Chives, Baileys Harbor, WI

Chives, Baileys Harbor, WI

 

 

 

 

 

 

 

 

 

 

It was nice looking inside. First room had seating and a bar but we were taken to a second room that had a very nice view of the Lake Michigan. Later we discovered a small room with couches, casual seating and small tables and a dining area that looked like a library.

Looks like a great place for dinner.

Looks like a great place for dinner.

We had a nice corner seat by the window.

We had a nice corner seat by the window.

The waiter brought the menu that was a combination brunch/lunch. It was sweet and savory/ breakfasty and lunchy.

menuLots of good choices. The menu reminded us of a favorite restaurant we frequent in DePere, WI called The Creamery. When he found out it was a charcuterie, Curt ordered the first item called House-made Grilled Sausage. It was composed of a ramp & morel sausage, three aged cheddars: Dunbarton Blue, Hooks 7 year & Blue Mont. A schmear of brown mustard, a mustard seed caviar and two slices of crusty bread. He paired that with a side salad. He said if he ordered it again he would asked for two sausages because it was excellent.charcuterieI decided on The Bistro which was a grilled cheese sandwich ( Muenster and White cheddar on a rustic bread), soup of the day (white bean and smoked ham) and a salad. The salads were already dressed with an interesting vinaigrette. The soup was wonderful and so hearty I really didn’t need the sandwich but it was great cheese combination and I ate it all.

Sorry, didn't remember to take photos until after I had started in

Sorry, didn’t remember to take photos until after I had started in

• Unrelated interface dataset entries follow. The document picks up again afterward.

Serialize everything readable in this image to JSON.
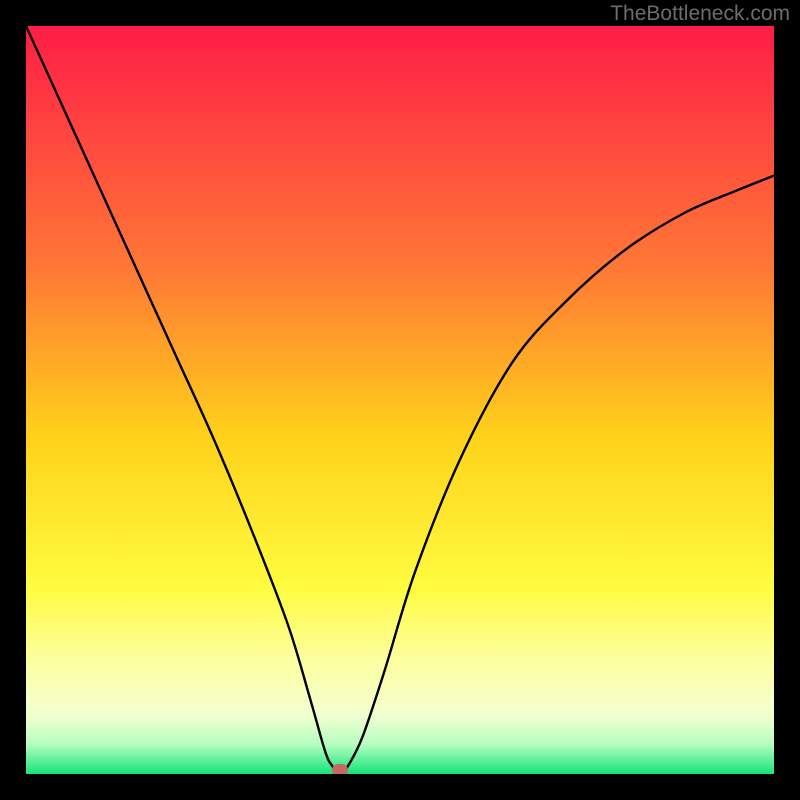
{
  "watermark": "TheBottleneck.com",
  "marker_color": "#c56a62",
  "chart_data": {
    "type": "line",
    "title": "",
    "xlabel": "",
    "ylabel": "",
    "xlim": [
      0,
      100
    ],
    "ylim": [
      0,
      100
    ],
    "grid": false,
    "legend": false,
    "background_gradient": {
      "direction": "vertical",
      "stops": [
        {
          "pos": 0.0,
          "color": "#ff1d47"
        },
        {
          "pos": 0.33,
          "color": "#ff7a35"
        },
        {
          "pos": 0.55,
          "color": "#ffd21a"
        },
        {
          "pos": 0.75,
          "color": "#fffc3f"
        },
        {
          "pos": 0.85,
          "color": "#fcffa0"
        },
        {
          "pos": 0.92,
          "color": "#f3ffd1"
        },
        {
          "pos": 0.96,
          "color": "#b7ffbf"
        },
        {
          "pos": 1.0,
          "color": "#14e37a"
        }
      ]
    },
    "series": [
      {
        "name": "bottleneck-curve",
        "color": "#000000",
        "x": [
          0,
          5,
          10,
          15,
          20,
          25,
          30,
          35,
          38,
          40,
          41,
          42,
          43,
          45,
          48,
          52,
          58,
          65,
          72,
          80,
          88,
          95,
          100
        ],
        "y": [
          100,
          89,
          78,
          67,
          56,
          45,
          33,
          20,
          10,
          3,
          1,
          0,
          1,
          5,
          14,
          27,
          42,
          55,
          63,
          70,
          75,
          78,
          80
        ]
      }
    ],
    "markers": [
      {
        "name": "optimal-point",
        "x": 42,
        "y": 0.5,
        "color": "#c56a62"
      }
    ]
  }
}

Service was very good. We didn’t have to wait long at all for our food. Wait staff was attentive but not overly so. It just was a pleasant lunch all around. If you go, hours are limited because it just isn’t super busy in Door County in the winter. Matter of fact, this is the first winter this restaurant has decided to stay open but it is only Th – Sat: 4pm to close ( dinner service) and Sat/Sun: 9 – 2 (lunch/brunch). Well worth the trip. However if you are looking for swans I hope you have better luck than we did. We did see a lot of Herring gulls, Common crows and Red-tailed hawks. Better luck next time.

Garlic Ikebana?

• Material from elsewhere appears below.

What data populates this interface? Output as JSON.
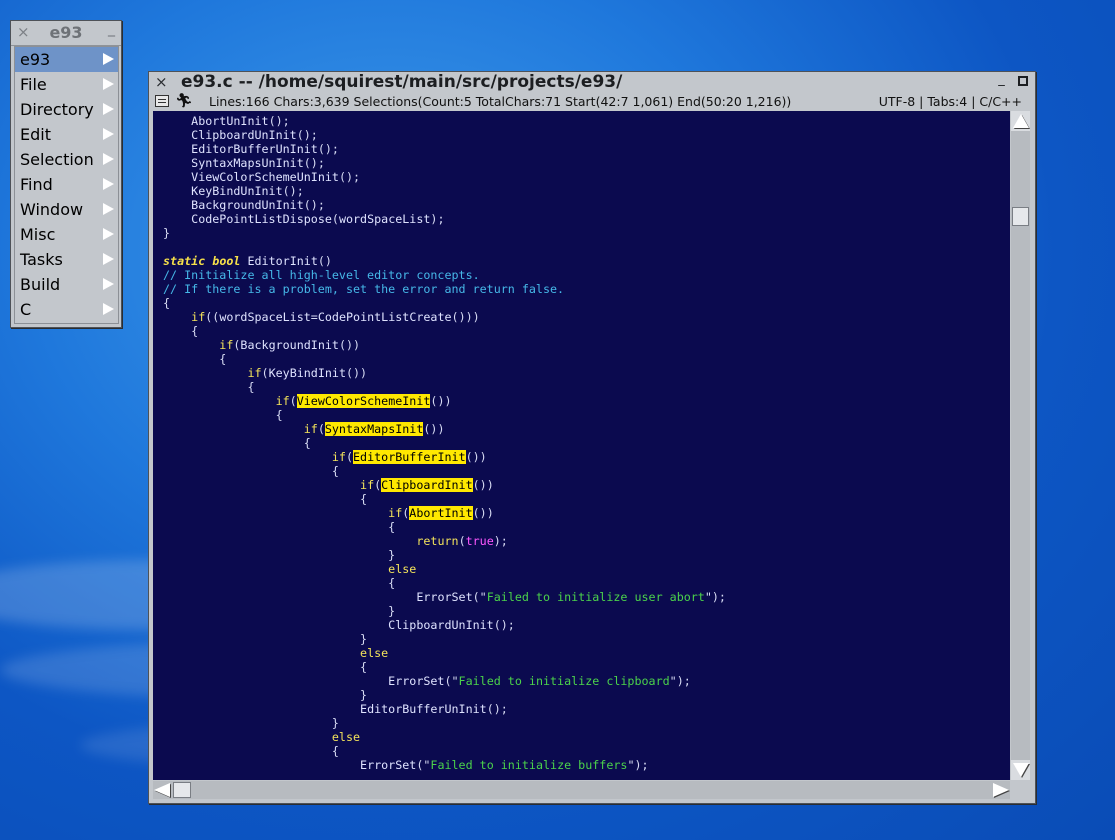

Garlic scapes in the garden

We were having some people over for dinner this past weekend and I wanted to put together a fresh flower arrangement but with the heat and lack of rain, most of the irises were way past their prime and none of the other candidates were ready yet.

I grow garlic and chives in my garden.  Each year I have to deal with removing the garlic scapes and chive blossoms to direct more of the plant’s energy to the bulb instead of the flowers.  Most years I just leave them lying in the garden path.  I’ve tried eating them but I find the garlic scapes to be pretty fibrous and not very palatable to my taste but the chive blossoms are tender and are a welcome addition to stir-fries.

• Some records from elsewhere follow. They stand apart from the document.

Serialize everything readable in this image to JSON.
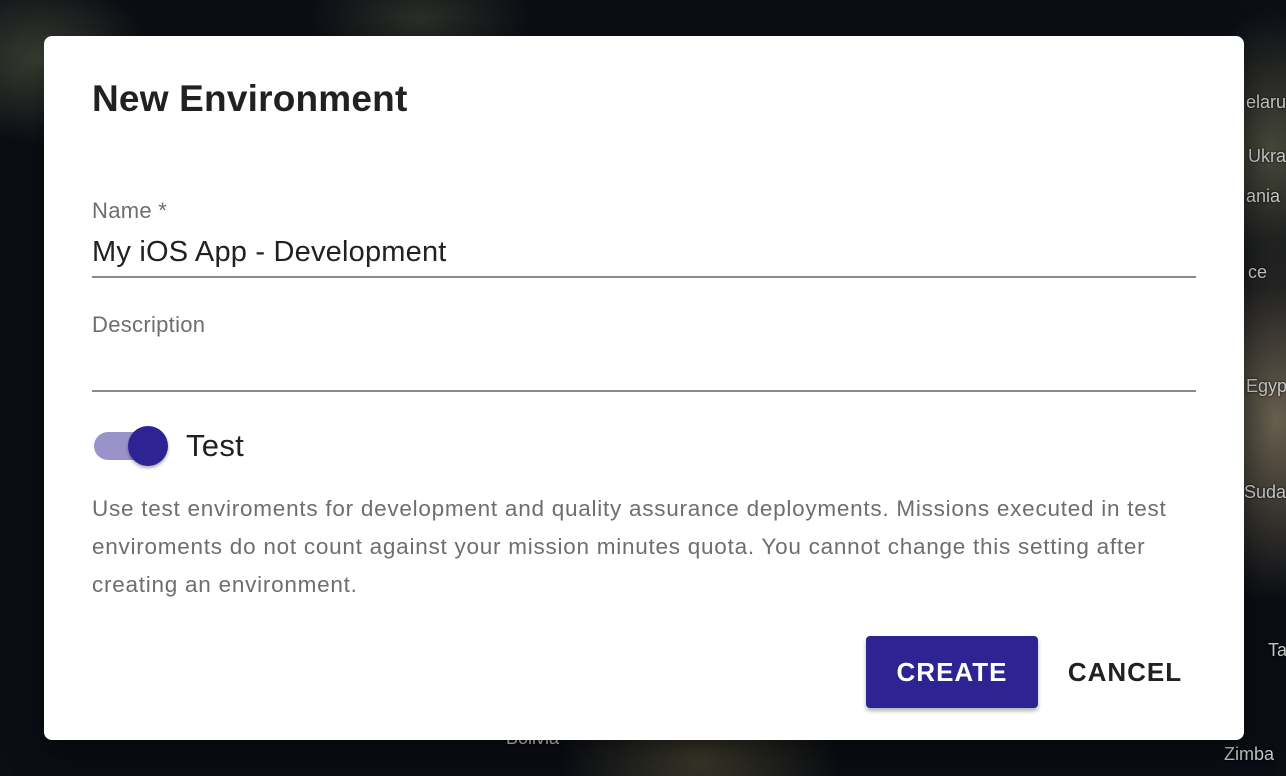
{
  "background": {
    "map_labels": [
      "elaru",
      "Ukra",
      "ania",
      "ce",
      "Egyp",
      "Suda",
      "Ta",
      "Zimba",
      "Bolivia"
    ]
  },
  "dialog": {
    "title": "New Environment",
    "name_field": {
      "label": "Name *",
      "value": "My iOS App - Development"
    },
    "description_field": {
      "label": "Description",
      "value": ""
    },
    "test_toggle": {
      "label": "Test",
      "checked": true
    },
    "helper_text": "Use test enviroments for development and quality assurance deployments. Missions executed in test enviroments do not count against your mission minutes quota. You cannot change this setting after creating an environment.",
    "create_label": "CREATE",
    "cancel_label": "CANCEL"
  },
  "colors": {
    "primary": "#2e2392",
    "track": "#9a93c9"
  }
}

Chive blossoms in the garden

The scapes and blossoms, though, are beautiful.  The scapes emerge as  slender stalk with a stiletto-like blossom at the end and then start to curl into a pig-tail like whip.  The chive blossoms just shoot straight up with a Kremlin “onion-dome” bud at the tip.  They seemed like worthy substitutes for the more usual garden flowers that might go into an arrangement.

Garlic scape and Chive blossom arrangement

So, instead of leaving the scapes and blossoms in the garden path, I tried to do something more aesthetic with them.  Now, I’m not trained as a flower arranger, but I think I have some Japanese inspired impulse in me.  The vase in the photo is a contemporary form from Bizen, Japan intended to hang on a peg rather than stand on a flat surface (although it can do that too).

Garlic/Chive arrangement, detail

Is it ikebana?  Probably not according to any Japanese tradition but for a hot day in New Franken I think it might just pass.